Director Rivera, who had terrific assistance from cinematographer Lisa Rinzler, said at the premier that his crew went beyond teamwork into "collective delirium and insanity."
The world cinema screenwriting award went to France's Samuel Benchetrit for his "I Always Wanted to be a Gangster."
In the world cinema dramatic category, Sweden's "King of Ping Pong," amusingly bleak in the classic Scandinavian manner, took the world cinema jury prize for director Jens Jonsson and the cinematography award for Askild Vik Edvardsen. Two other films won cinematography awards: the documentary "Patti Smith: Dream of Life," shot by Phillip Hunt and Steven Sebring, and the world documentary "Recycle" by Mahmoud Al Massad.
Aside from "Man on Wire," Sundance gave three other audience awards: The dramatic prize went to Jonathan Levine's teen comedy "The Wackness"; the documentary prize to "Fields of Fuel," Josh Tickell's look at the oil crisis; and the world cinema dramatic award to Amin Matalqa's "Captain Abu Raed," Jordan's first feature film in half a century.
Though they didn't win anything, two other docs found favor with Sundance audiences, most notably "Stranded: I've Come From a Plane That Crashed in the Mountains." The story of the aftermath of a 1972 plane crash in the Andes in which 16 young men survived for 72 days by eating the flesh of those who died has been told before in "Alive!," but "Stranded" improves on that with penetrating interviews with the survivors.
During the question-answer session at the film's premier, director Gonzalo Arijon, a friend of the survivors since childhood, introduced Roberto Francois, one of the two men who walked for an excruciating 10 days through the snowy mountains to reach help.
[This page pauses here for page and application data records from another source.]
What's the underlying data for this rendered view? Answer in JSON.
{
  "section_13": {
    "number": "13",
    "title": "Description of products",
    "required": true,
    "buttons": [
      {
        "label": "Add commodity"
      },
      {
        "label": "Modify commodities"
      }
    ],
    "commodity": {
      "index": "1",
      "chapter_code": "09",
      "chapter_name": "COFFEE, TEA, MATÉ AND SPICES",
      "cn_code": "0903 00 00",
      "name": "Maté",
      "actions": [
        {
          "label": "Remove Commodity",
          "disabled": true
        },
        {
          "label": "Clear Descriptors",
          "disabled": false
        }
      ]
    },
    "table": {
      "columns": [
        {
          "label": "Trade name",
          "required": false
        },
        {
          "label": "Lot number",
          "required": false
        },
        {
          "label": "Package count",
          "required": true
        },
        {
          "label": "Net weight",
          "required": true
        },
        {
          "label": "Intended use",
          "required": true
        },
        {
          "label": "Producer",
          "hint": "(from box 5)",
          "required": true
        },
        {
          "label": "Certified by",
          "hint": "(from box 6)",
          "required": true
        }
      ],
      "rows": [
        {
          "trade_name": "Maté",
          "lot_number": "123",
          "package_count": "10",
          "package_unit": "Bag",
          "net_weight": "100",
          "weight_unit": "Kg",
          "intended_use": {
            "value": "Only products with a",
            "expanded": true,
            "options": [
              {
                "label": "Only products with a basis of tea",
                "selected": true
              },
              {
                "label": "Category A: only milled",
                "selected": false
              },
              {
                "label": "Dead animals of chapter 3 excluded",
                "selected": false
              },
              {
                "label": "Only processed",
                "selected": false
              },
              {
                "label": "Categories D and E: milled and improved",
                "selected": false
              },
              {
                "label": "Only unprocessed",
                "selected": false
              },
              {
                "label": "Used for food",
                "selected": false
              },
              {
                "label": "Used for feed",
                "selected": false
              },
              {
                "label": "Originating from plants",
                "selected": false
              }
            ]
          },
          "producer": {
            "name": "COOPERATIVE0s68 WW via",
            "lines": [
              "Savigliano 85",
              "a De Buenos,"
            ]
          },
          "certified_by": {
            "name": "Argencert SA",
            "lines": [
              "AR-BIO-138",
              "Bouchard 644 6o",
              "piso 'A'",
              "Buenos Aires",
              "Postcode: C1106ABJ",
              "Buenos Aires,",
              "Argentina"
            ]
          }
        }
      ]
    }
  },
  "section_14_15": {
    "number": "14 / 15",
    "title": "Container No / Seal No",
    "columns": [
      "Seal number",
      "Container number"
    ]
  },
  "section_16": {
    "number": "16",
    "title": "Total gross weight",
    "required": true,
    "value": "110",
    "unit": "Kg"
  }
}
Francois held the audience spellbound as he talked about what the experience had meant to him. "Make plans for 100 years," he said, "but you must be ready to die at any moment."
In a different vein altogether was Sacha Gervasi's endearing "Anvil! The True Story of Anvil," likely the only heartwarming film ever made about a heavy metal band. It follows the affable members of Canada's longest-lived metal group as they depart on the most comically haphazard rock tour since the fictional days of "This Is Spinal Tap!"
Not getting any awards on the dramatic side was "Sugar," written and directed by "Half Nelson's" Anna Boden and Ryan Fleck. Made with care and concern and a nice sense of unforced reality, it follows a young baseball prospect from the Dominican Republic as he struggles to adjust to rural America's minor leagues.
At the crosstown Slamdance Film Festival, one film, Greg Kohs' "Song Sung Blue," a documentary about a Milwaukee-based singing duo that covers Neil Diamond songs, won both the grand jury prize and the audience award. The grand jury prize for narrative went to Tom Quinn's "The New Year Parade" and the narrative audience award was given to Ryan Piotrowicz's "The Project."
Sundance's dramatic directing award went to Nanette Burstein's "American Teen," based in Warsaw, Ind. On the world side, documentary directing was given to Nino Kirtadze for "Durakovo: Village of Fools" and the dramatic prize went to Russia's Anna Melikyan for the whimsical "Mermaid." There were also two editing awards: to world documentary's Irena Dol for "The Art Star and the Sudanese Twins" and to Joe Bini for his work on the powerful competition doc "Roman Polanski: Wanted and Desired."
Despite having given out all these awards, the Sundance juries were still not ready to quit and handed out four more special jury prizes. The lucky recipients were Ernesto Contreras, director of "Blue Eyelids"; Lisa F. Jackson, director of "Greatest Silence: Rape In The Congo"; Chusy Haney-Jardine for "Anywhere, USA"; and the ensemble cast (Sam Rockwell, Anjelica Huston, Kelly MacDonald, Brad Henke of "Choke," written and directed by Clark Gregg and based on the novel by "Fight Club's" Chuck Palahniuk. And with that, Sundance rested.